Energy Secretary Charles W. Duncan Jr. today reassured nine Northeast governors that the nation's most oil-dependent region will have enough home heating fuel this winter and a federal subsidy to help pay for it.
Duncan said he would lobby Congress for $150 million in addition to the $250 million already requested by the White House to help poor and middle-income people meet fuel bills, which have nearly doubled this year.
The funds would be appropriated and administered separately from "windfall profits" tax income reckoned on in the president's energy program, Duncan said in his first foray out of Washington as energy secretary. He took office last week.
"We intend to see that the Northeast doesn't have heating oil problems in the coming winter," he told reporters after a two-hour meeting with the governors. "I'll exercise whatever authorities are available to ensure that that doesn't happen."
His power, Duncan said, includes the authority to order a boost in heating oil production, now set at between 22 and 23 percent of refinery output, and to reallocate stock from other regions which depend primarily on natural gas.
He promised to press the oil companies to move home heating oil from the massive refinery storage tanks to local distributors and consumers before prices jump again and winter weather hampers transport.
The step, if taken, would represent a shift in the administration's emphasis on the refinery stockpiling of 240 million barrels of home heating oil, a goal announced by President Carter during a trip to New Hampshire last spring.
"It doesn't do any good to have primary storage if it has to be barged on a frozen canal," said New Jersey Gov. Brandan Byrne. "The fact that 240 million barrels of home heating oil is somewhere doesn't mean it's where we need it."
Duncan said that by the end of October, a month after the Department of Energy's original target date, the nation will have a full supply of home heating fuel, "assuming continuation of a buildup weekly of about 7 to 8 million barrels."
He added that a full account of home heating oil stocks would not be available until about the third week of September.
The governors, many of whom wasted no affection on former energy secretary James R. Schlesinger Jr., praised Duncan.
New York Gov. Hugh L. Carey was the most enthusiastic: "We have a very forthright secretary of energy.
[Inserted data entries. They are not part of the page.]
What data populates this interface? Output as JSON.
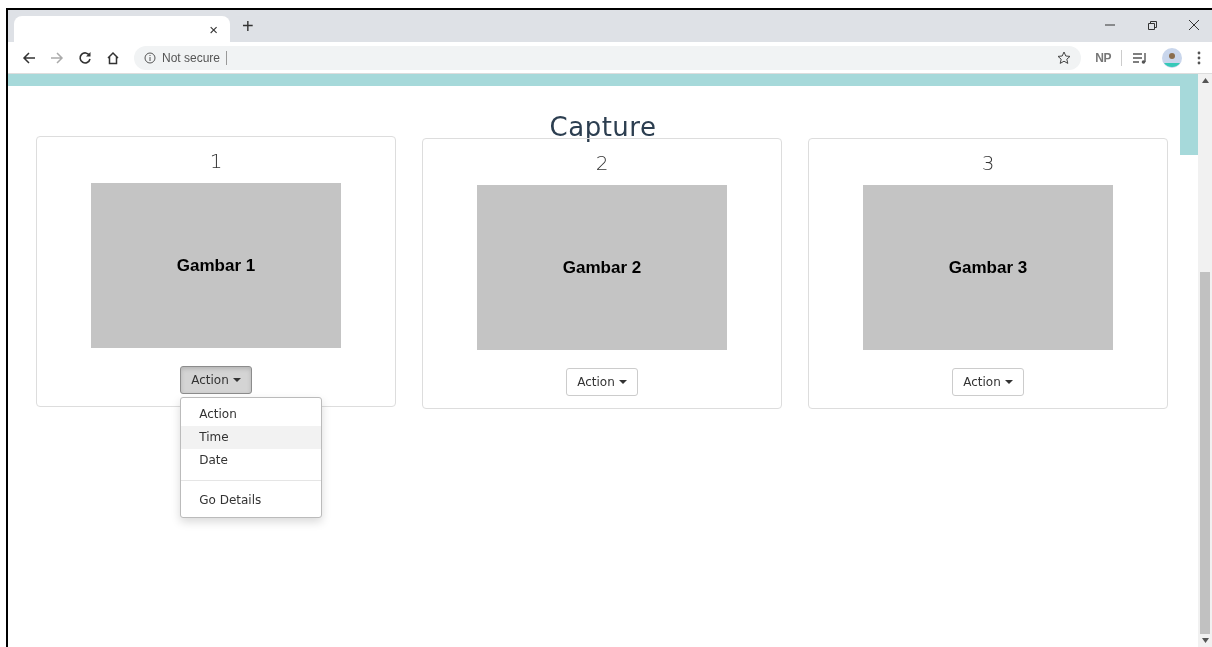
{
  "browser": {
    "tab_close": "×",
    "new_tab": "+",
    "address": {
      "security": "Not secure"
    },
    "profile_label": "NP"
  },
  "page": {
    "title": "Capture",
    "cards": [
      {
        "number": "1",
        "image_label": "Gambar 1",
        "button": "Action",
        "open": true
      },
      {
        "number": "2",
        "image_label": "Gambar 2",
        "button": "Action",
        "open": false
      },
      {
        "number": "3",
        "image_label": "Gambar 3",
        "button": "Action",
        "open": false
      }
    ],
    "dropdown": {
      "items": [
        {
          "label": "Action",
          "selected": false,
          "kind": "item"
        },
        {
          "label": "Time",
          "selected": true,
          "kind": "item"
        },
        {
          "label": "Date",
          "selected": false,
          "kind": "item"
        },
        {
          "kind": "divider"
        },
        {
          "label": "Go Details",
          "selected": false,
          "kind": "item"
        }
      ]
    }
  }
}
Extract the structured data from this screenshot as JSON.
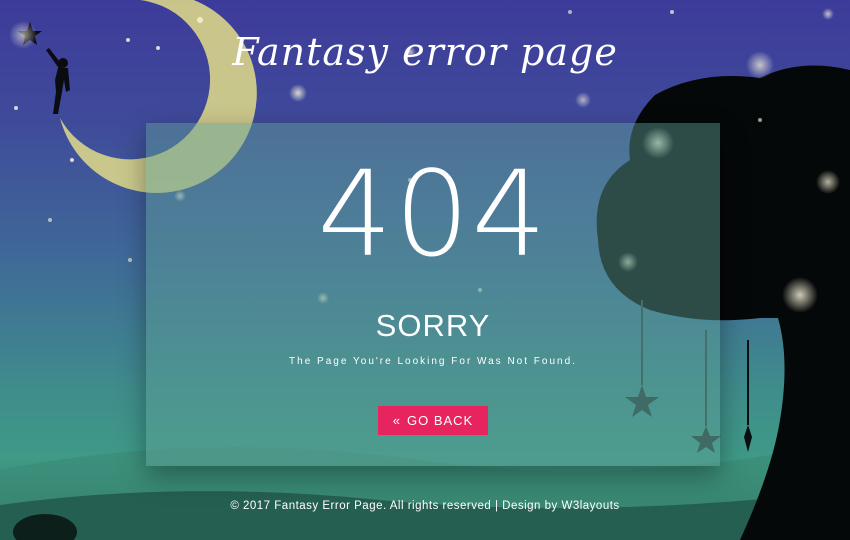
{
  "header": {
    "title": "Fantasy error page"
  },
  "error": {
    "code": "404",
    "heading": "SORRY",
    "message": "The Page You're Looking For Was Not Found.",
    "button_icon": "«",
    "button_label": "GO BACK"
  },
  "footer": {
    "copyright": "© 2017 Fantasy Error Page. All rights reserved | Design by W3layouts"
  },
  "icons": [
    "star-icon",
    "double-chevron-left-icon"
  ],
  "colors": {
    "accent": "#e8245f",
    "sky_top": "#3d3b9a",
    "ground": "#2f6e60"
  }
}
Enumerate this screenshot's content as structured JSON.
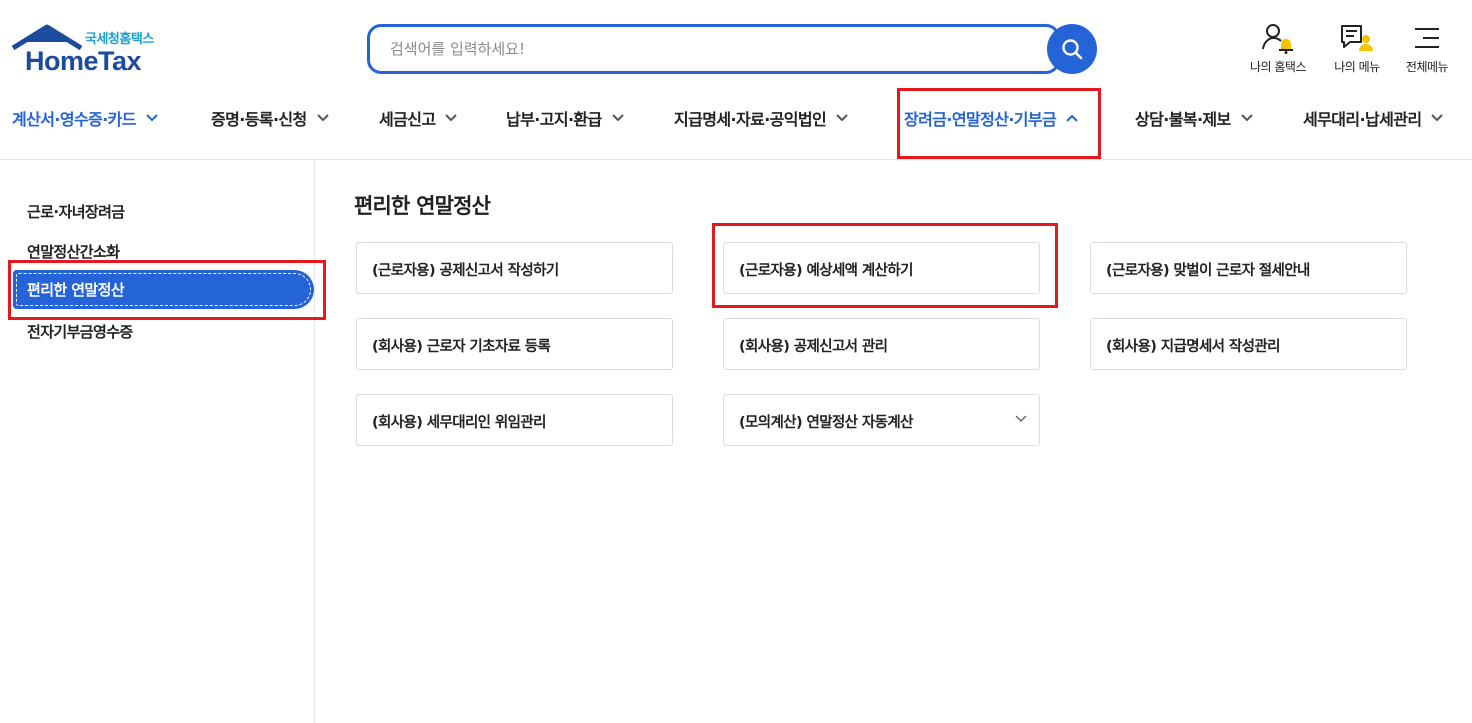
{
  "logo": {
    "korean": "국세청홈택스",
    "english": "HomeTax"
  },
  "search": {
    "placeholder": "검색어를 입력하세요!"
  },
  "utility": [
    {
      "label": "나의 홈택스",
      "icon": "my-hometax-icon"
    },
    {
      "label": "나의 메뉴",
      "icon": "my-menu-icon"
    },
    {
      "label": "전체메뉴",
      "icon": "hamburger-menu-icon"
    }
  ],
  "gnb": [
    {
      "label": "계산서·영수증·카드",
      "expanded": false,
      "color": "blue"
    },
    {
      "label": "증명·등록·신청",
      "expanded": false
    },
    {
      "label": "세금신고",
      "expanded": false
    },
    {
      "label": "납부·고지·환급",
      "expanded": false
    },
    {
      "label": "지급명세·자료·공익법인",
      "expanded": false
    },
    {
      "label": "장려금·연말정산·기부금",
      "expanded": true,
      "color": "blue"
    },
    {
      "label": "상담·불복·제보",
      "expanded": false
    },
    {
      "label": "세무대리·납세관리",
      "expanded": false
    }
  ],
  "sidebar": {
    "items": [
      {
        "label": "근로·자녀장려금"
      },
      {
        "label": "연말정산간소화"
      },
      {
        "label": "편리한 연말정산",
        "active": true
      },
      {
        "label": "전자기부금영수증"
      }
    ]
  },
  "main": {
    "title": "편리한 연말정산",
    "cards": [
      {
        "label": "(근로자용) 공제신고서 작성하기"
      },
      {
        "label": "(근로자용) 예상세액 계산하기"
      },
      {
        "label": "(근로자용) 맞벌이 근로자 절세안내"
      },
      {
        "label": "(회사용) 근로자 기초자료 등록"
      },
      {
        "label": "(회사용) 공제신고서 관리"
      },
      {
        "label": "(회사용) 지급명세서 작성관리"
      },
      {
        "label": "(회사용) 세무대리인 위임관리"
      },
      {
        "label": "(모의계산) 연말정산 자동계산",
        "has_dropdown": true
      }
    ]
  },
  "colors": {
    "accent": "#2563d9",
    "logo_navy": "#1c4a9c",
    "logo_cyan": "#1b9fd4",
    "highlight": "#e3191d",
    "bell": "#f5c400"
  }
}
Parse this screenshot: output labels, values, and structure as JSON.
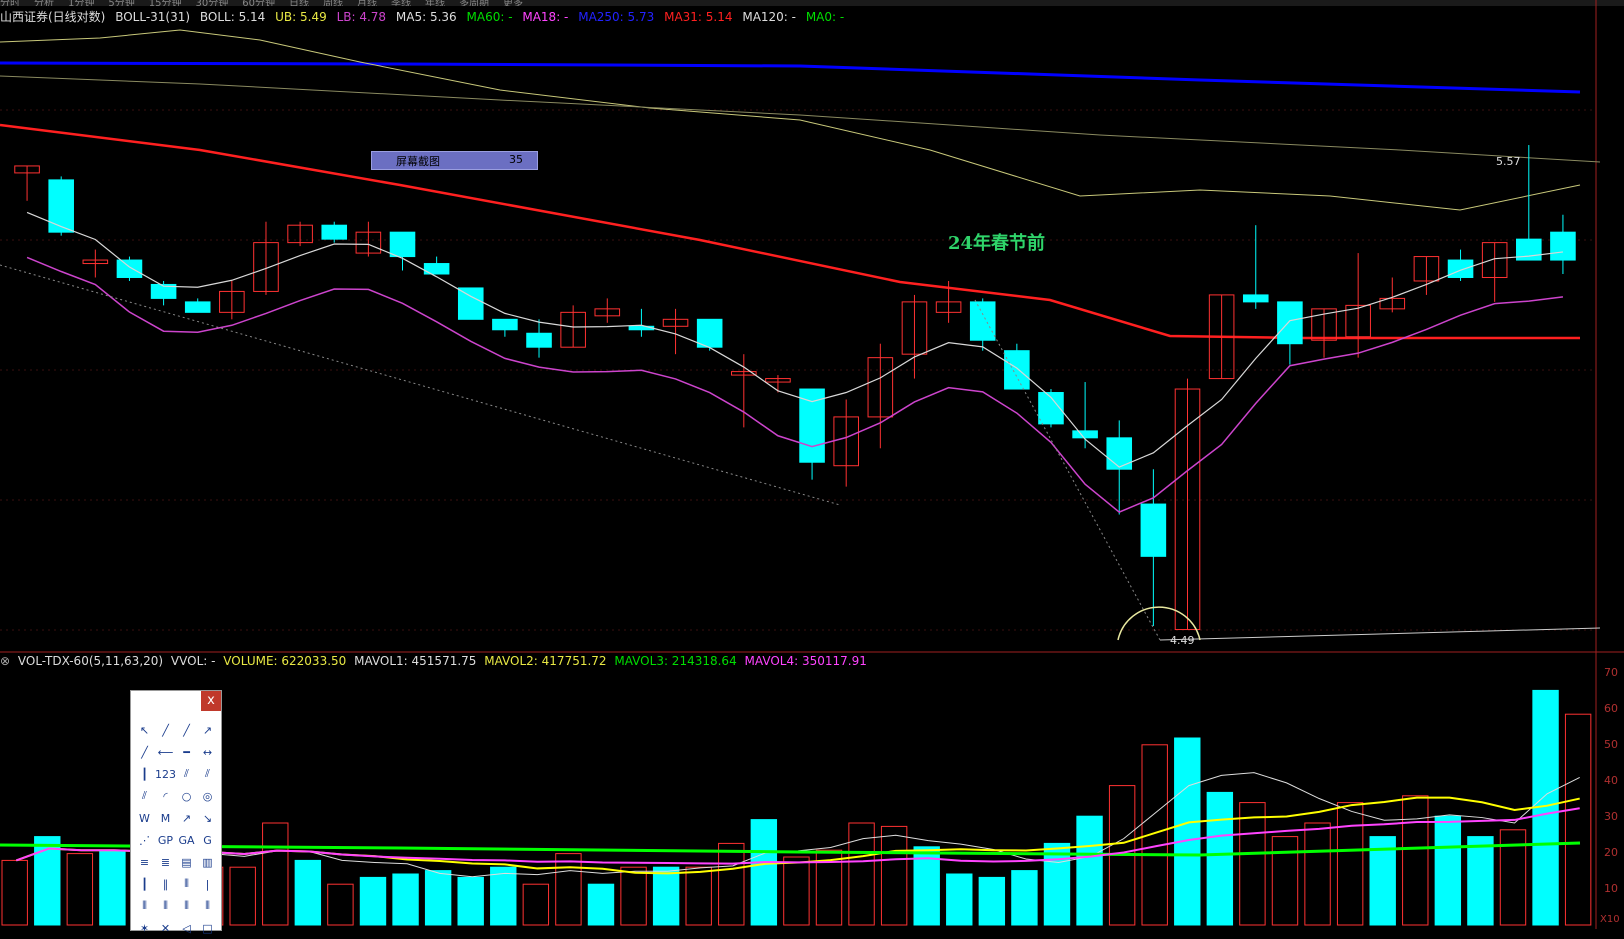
{
  "topbar": [
    "分时",
    "分析",
    "1分钟",
    "5分钟",
    "15分钟",
    "30分钟",
    "60分钟",
    "日线",
    "周线",
    "月线",
    "季线",
    "年线",
    "多周期",
    "更多"
  ],
  "price_header": {
    "stock": "山西证券(日线对数)",
    "indicator": "BOLL-31(31)",
    "boll": "BOLL: 5.14",
    "ub": "UB: 5.49",
    "lb": "LB: 4.78",
    "ma5": "MA5: 5.36",
    "ma60": "MA60: -",
    "ma18": "MA18: -",
    "ma250": "MA250: 5.73",
    "ma31": "MA31: 5.14",
    "ma120": "MA120: -",
    "ma0": "MA0: -"
  },
  "vol_header": {
    "indicator": "VOL-TDX-60(5,11,63,20)",
    "vvol": "VVOL: -",
    "volume": "VOLUME: 622033.50",
    "mavol1": "MAVOL1: 451571.75",
    "mavol2": "MAVOL2: 417751.72",
    "mavol3": "MAVOL3: 214318.64",
    "mavol4": "MAVOL4: 350117.91"
  },
  "screenshot_tip": {
    "label": "屏幕截图",
    "value": "35"
  },
  "annotation": "24年春节前",
  "price_high_label": "5.57",
  "price_low_label": "4.49",
  "vol_axis": [
    "70",
    "60",
    "50",
    "40",
    "30",
    "20",
    "10"
  ],
  "vol_unit": "X10",
  "colors": {
    "up": "#ff3232",
    "down": "#00ffff",
    "ma250": "#0000ff",
    "ma31": "#ff2020",
    "mb": "#d8d8d8",
    "lb": "#cc44cc",
    "ub": "#c8c87a",
    "green": "#00ff00",
    "yellow": "#ffff00"
  },
  "toolbox": {
    "close": "x",
    "tools": [
      "cursor-icon",
      "line-icon",
      "ray-icon",
      "arrow-line-icon",
      "segment-icon",
      "h-ray-icon",
      "h-line-icon",
      "h-segment-icon",
      "v-line-icon",
      "text-123-icon",
      "parallel-icon",
      "channel-icon",
      "trend-icon",
      "arc-icon",
      "circle-icon",
      "ellipse-icon",
      "wave-w-icon",
      "wave-m-icon",
      "wave-up-icon",
      "wave-down-icon",
      "fan-icon",
      "gp-icon",
      "ga-icon",
      "gc-icon",
      "fib-icon",
      "fib-text-icon",
      "gann-icon",
      "gann-fan-icon",
      "cycle-icon",
      "cycle-2-icon",
      "cycle-3-icon",
      "period-icon",
      "bars-icon",
      "bars-2-icon",
      "bars-3-icon",
      "bars-4-icon",
      "star-icon",
      "cross-icon",
      "triangle-icon",
      "rect-icon"
    ]
  },
  "chart_data": {
    "type": "candlestick",
    "candles": [
      {
        "o": 5.34,
        "c": 5.36,
        "h": 5.36,
        "l": 5.26
      },
      {
        "o": 5.32,
        "c": 5.17,
        "h": 5.33,
        "l": 5.16
      },
      {
        "o": 5.08,
        "c": 5.09,
        "h": 5.12,
        "l": 5.04
      },
      {
        "o": 5.09,
        "c": 5.04,
        "h": 5.1,
        "l": 5.03
      },
      {
        "o": 5.02,
        "c": 4.98,
        "h": 5.03,
        "l": 4.96
      },
      {
        "o": 4.97,
        "c": 4.94,
        "h": 4.98,
        "l": 4.94
      },
      {
        "o": 4.94,
        "c": 5.0,
        "h": 5.03,
        "l": 4.92
      },
      {
        "o": 5.0,
        "c": 5.14,
        "h": 5.2,
        "l": 4.99
      },
      {
        "o": 5.14,
        "c": 5.19,
        "h": 5.2,
        "l": 5.13
      },
      {
        "o": 5.19,
        "c": 5.15,
        "h": 5.2,
        "l": 5.14
      },
      {
        "o": 5.11,
        "c": 5.17,
        "h": 5.2,
        "l": 5.1
      },
      {
        "o": 5.17,
        "c": 5.1,
        "h": 5.17,
        "l": 5.06
      },
      {
        "o": 5.08,
        "c": 5.05,
        "h": 5.1,
        "l": 5.05
      },
      {
        "o": 5.01,
        "c": 4.92,
        "h": 5.01,
        "l": 4.92
      },
      {
        "o": 4.92,
        "c": 4.89,
        "h": 4.92,
        "l": 4.87
      },
      {
        "o": 4.88,
        "c": 4.84,
        "h": 4.92,
        "l": 4.81
      },
      {
        "o": 4.84,
        "c": 4.94,
        "h": 4.96,
        "l": 4.84
      },
      {
        "o": 4.93,
        "c": 4.95,
        "h": 4.98,
        "l": 4.91
      },
      {
        "o": 4.9,
        "c": 4.89,
        "h": 4.95,
        "l": 4.87
      },
      {
        "o": 4.9,
        "c": 4.92,
        "h": 4.95,
        "l": 4.82
      },
      {
        "o": 4.92,
        "c": 4.84,
        "h": 4.92,
        "l": 4.83
      },
      {
        "o": 4.76,
        "c": 4.77,
        "h": 4.82,
        "l": 4.61
      },
      {
        "o": 4.74,
        "c": 4.75,
        "h": 4.76,
        "l": 4.71
      },
      {
        "o": 4.72,
        "c": 4.51,
        "h": 4.72,
        "l": 4.46
      },
      {
        "o": 4.5,
        "c": 4.64,
        "h": 4.69,
        "l": 4.44
      },
      {
        "o": 4.64,
        "c": 4.81,
        "h": 4.85,
        "l": 4.55
      },
      {
        "o": 4.82,
        "c": 4.97,
        "h": 4.99,
        "l": 4.75
      },
      {
        "o": 4.94,
        "c": 4.97,
        "h": 5.03,
        "l": 4.91
      },
      {
        "o": 4.97,
        "c": 4.86,
        "h": 4.98,
        "l": 4.83
      },
      {
        "o": 4.83,
        "c": 4.72,
        "h": 4.85,
        "l": 4.72
      },
      {
        "o": 4.71,
        "c": 4.62,
        "h": 4.72,
        "l": 4.61
      },
      {
        "o": 4.6,
        "c": 4.58,
        "h": 4.74,
        "l": 4.55
      },
      {
        "o": 4.58,
        "c": 4.49,
        "h": 4.63,
        "l": 4.36
      },
      {
        "o": 4.39,
        "c": 4.24,
        "h": 4.49,
        "l": 4.04
      },
      {
        "o": 4.03,
        "c": 4.72,
        "h": 4.75,
        "l": 4.03
      },
      {
        "o": 4.75,
        "c": 4.99,
        "h": 4.99,
        "l": 4.75
      },
      {
        "o": 4.99,
        "c": 4.97,
        "h": 5.19,
        "l": 4.95
      },
      {
        "o": 4.97,
        "c": 4.85,
        "h": 4.97,
        "l": 4.79
      },
      {
        "o": 4.86,
        "c": 4.95,
        "h": 4.95,
        "l": 4.81
      },
      {
        "o": 4.87,
        "c": 4.96,
        "h": 5.11,
        "l": 4.81
      },
      {
        "o": 4.95,
        "c": 4.98,
        "h": 5.04,
        "l": 4.94
      },
      {
        "o": 5.03,
        "c": 5.1,
        "h": 5.1,
        "l": 4.99
      },
      {
        "o": 5.09,
        "c": 5.04,
        "h": 5.12,
        "l": 5.03
      },
      {
        "o": 5.04,
        "c": 5.14,
        "h": 5.14,
        "l": 4.97
      },
      {
        "o": 5.15,
        "c": 5.09,
        "h": 5.42,
        "l": 5.09
      },
      {
        "o": 5.17,
        "c": 5.09,
        "h": 5.22,
        "l": 5.05
      }
    ],
    "volume": [
      19,
      26,
      21,
      22,
      20,
      25,
      17,
      17,
      30,
      19,
      12,
      14,
      15,
      16,
      14,
      17,
      12,
      21,
      12,
      17,
      17,
      17,
      24,
      31,
      20,
      22,
      30,
      29,
      23,
      15,
      14,
      16,
      24,
      32,
      41,
      53,
      55,
      39,
      36,
      26,
      30,
      36,
      26,
      38,
      32,
      26,
      28,
      69,
      62
    ],
    "price_range": [
      4.0,
      5.75
    ],
    "vol_range": [
      0,
      75
    ]
  }
}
I think it's been one of the most productive meetings I've ever held with a Cabinet secretary."
However, he said later that the $400 million in crisis intervention funds proposed by the secretary may not be sufficient, and he urged Congress to authorize a $1 billion line of credit to ensure that poor and middle-income families could pay fuel bills and insulate their homes.
"It would prevent people from abandoning their homes because they can't keep them heated," said Carey.
Duncan endorsed a plan by the Coalition of Northeast Governors to provide loans, loan guarantees, equity capital, technical and legal assistance, and would coordinate energy programs for the region.
An investment of $50 billion over 10 years would save the northeast 1 million barrels of oil a day and $7 billion annually through alternative energy projects, according to the plan's authors.
The governors also used the meeting to lobby Duncan on individual state energy programs. Gov. Richard L. Thornburgh of Pennsylvania, a leading coal-producing state, called for the development of Northeast coal resources, which he said could meet the region's energy needs for the next 60 years.
He suggested "a reexamination of every environmental standard to determine its efficacy in this modern-day society without sacrificing our environmental integrity."
And Massachusetts Gov. Edward J. King argued for a waiver of environmental regulations currently frustrating the conversion of utility plants from oil to coal-burning status.
Duncan says he will consult with Environmental Protection Agency Director Douglas Costle later this week, and noted that air-pollution regulations are not within the jurisdiction of the Energy Department.